Published By
U.S. Secret Service Media Relations
Published Date


LAS VEGAS - The U.S. Secret Service, the Las Vegas Metropolitan Police Department, the Nevada State Police, the Clark County School District Police Department, and the Henderson Police Department conducted a payment card skimming and Electronic Benefit Transfer fraud outreach operation in Clark County, Nevada, April 23-25.

Law enforcement personnel visited more than 1,150 businesses to check for and remove illegal skimming devices from ATMs, gas pumps and point-of-sale terminals. Eighteen skimming devices were recovered during the operation preventing an estimated potential loss of $5.4 million. In total, more than 11,600 point-of-sale terminals, gas pumps and ATMs were inspected.

They also distributed educational materials about Electronic Benefit Transfer fraud and skimming to businesses to help them better identify the warning signs of illegal skimming devices in their point-of-sale terminals, gas pumps and ATMs.

This is the first time an outreach operation such as this has been conducted by the U.S. Secret Service and may be used as a model for other areas around the country where EBT fraud and skimming is prevalent.

Criminals steal EBT and other payment card numbers by installing illegal skimming devices on ATMs, gas pumps, and merchant point-of-sale terminals. Criminals use skimming to capture card information from EBT cards and then encode that data onto another card with a magnetic strip, such as a hotel key. It is estimated that skimming costs financial institutions and consumers more than $1 billion each year.

Law enforcement agencies have seen a nationwide increase in skimming over the past 18-24 months, particularly targeting EBT cards. EBT fraud targets the nation’s most vulnerable communities. Each month, money is deposited into government assistance accounts intended to help families pay for food and other basic items. This enables criminals who steal card information to time their fraudulent withdrawals and purchases around the monthly deposits. 

There are several precautions consumers can take to protect themselves. 

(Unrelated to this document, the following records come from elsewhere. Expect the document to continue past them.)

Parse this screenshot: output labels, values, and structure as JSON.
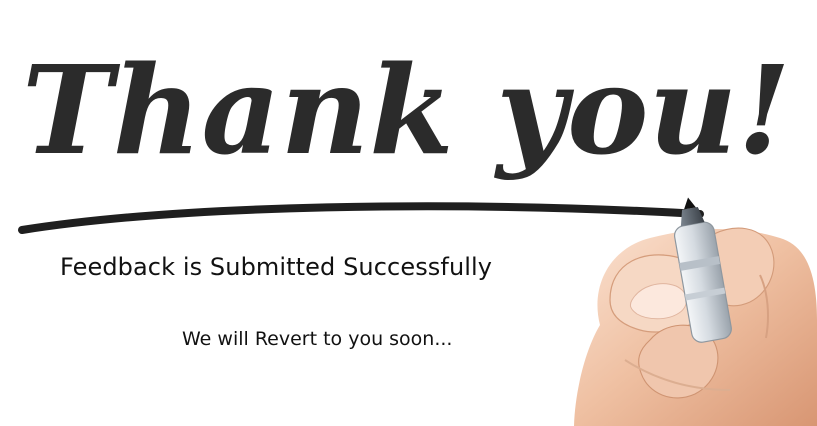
{
  "graphic": {
    "headline": "Thank you!",
    "ink_color": "#2b2b2b",
    "skin_color": "#f1c4a7",
    "marker_color": "#d9dde0"
  },
  "content": {
    "message": "Feedback is Submitted Successfully",
    "subtext": "We will Revert to you soon..."
  }
}
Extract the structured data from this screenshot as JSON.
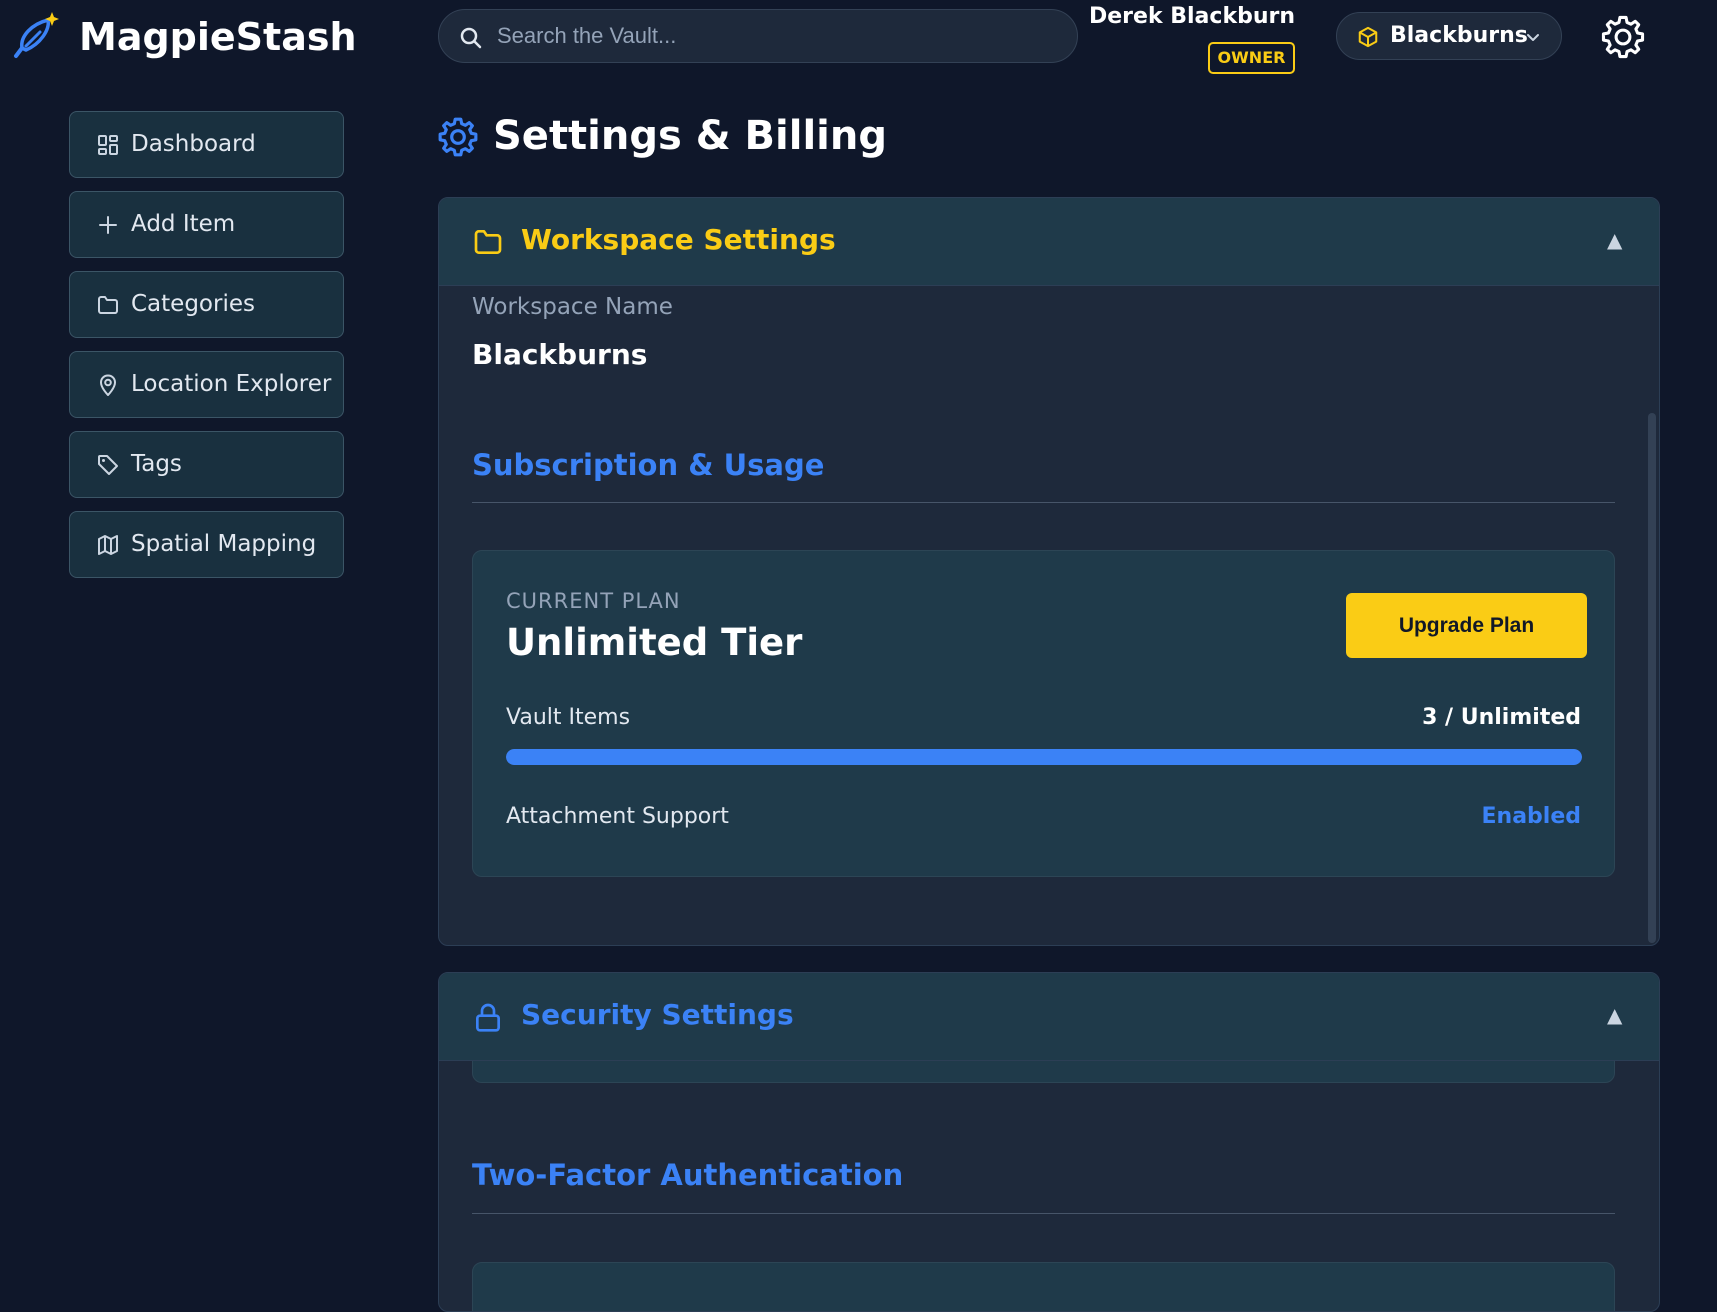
{
  "app": {
    "name": "MagpieStash"
  },
  "header": {
    "search_placeholder": "Search the Vault...",
    "user_name": "Derek Blackburn",
    "role_badge": "OWNER",
    "workspace_switcher_label": "Blackburns"
  },
  "sidebar": {
    "items": [
      {
        "label": "Dashboard",
        "icon": "dashboard-grid-icon"
      },
      {
        "label": "Add Item",
        "icon": "plus-icon"
      },
      {
        "label": "Categories",
        "icon": "folder-icon"
      },
      {
        "label": "Location Explorer",
        "icon": "map-pin-icon"
      },
      {
        "label": "Tags",
        "icon": "tag-icon"
      },
      {
        "label": "Spatial Mapping",
        "icon": "map-icon"
      }
    ]
  },
  "page": {
    "title": "Settings & Billing"
  },
  "workspace_settings": {
    "title": "Workspace Settings",
    "name_label": "Workspace Name",
    "name_value": "Blackburns",
    "subscription_title": "Subscription & Usage",
    "plan_caption": "CURRENT PLAN",
    "plan_name": "Unlimited Tier",
    "upgrade_label": "Upgrade Plan",
    "vault_items_label": "Vault Items",
    "vault_items_value": "3 / Unlimited",
    "vault_items_progress": 1.0,
    "attachment_label": "Attachment Support",
    "attachment_value": "Enabled"
  },
  "security_settings": {
    "title": "Security Settings",
    "two_factor_title": "Two-Factor Authentication"
  },
  "colors": {
    "background": "#0f172a",
    "accent_blue": "#3b82f6",
    "accent_yellow": "#facc15",
    "card_header": "#1f3a4a"
  }
}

  • Inspect ATMs, point-of-sale terminals, and other card readers before using. Look for anything loose, crooked, damaged, or scratched. Don't use a card reader if you notice anything unusual. 
  • If you use a debit card at a gas station, run it as a credit card instead of entering a PIN. That way, the PIN is safe, and the money isn’t deducted immediately from your account. If that’s not an option, cover your hand when entering your PIN. Scammers sometimes use tiny pinhole cameras, situated above the keypad area, to record PIN entries. Use ATMs in a well-lit, indoor location, which are less vulnerable targets.
  • Be alert for skimming devices in tourist areas, which are popular targets.
  • Use debit and credit cards with chip technology. In the U.S., there are fewer devices that steal chip data versus magnetic strip data.


Watch the press conference at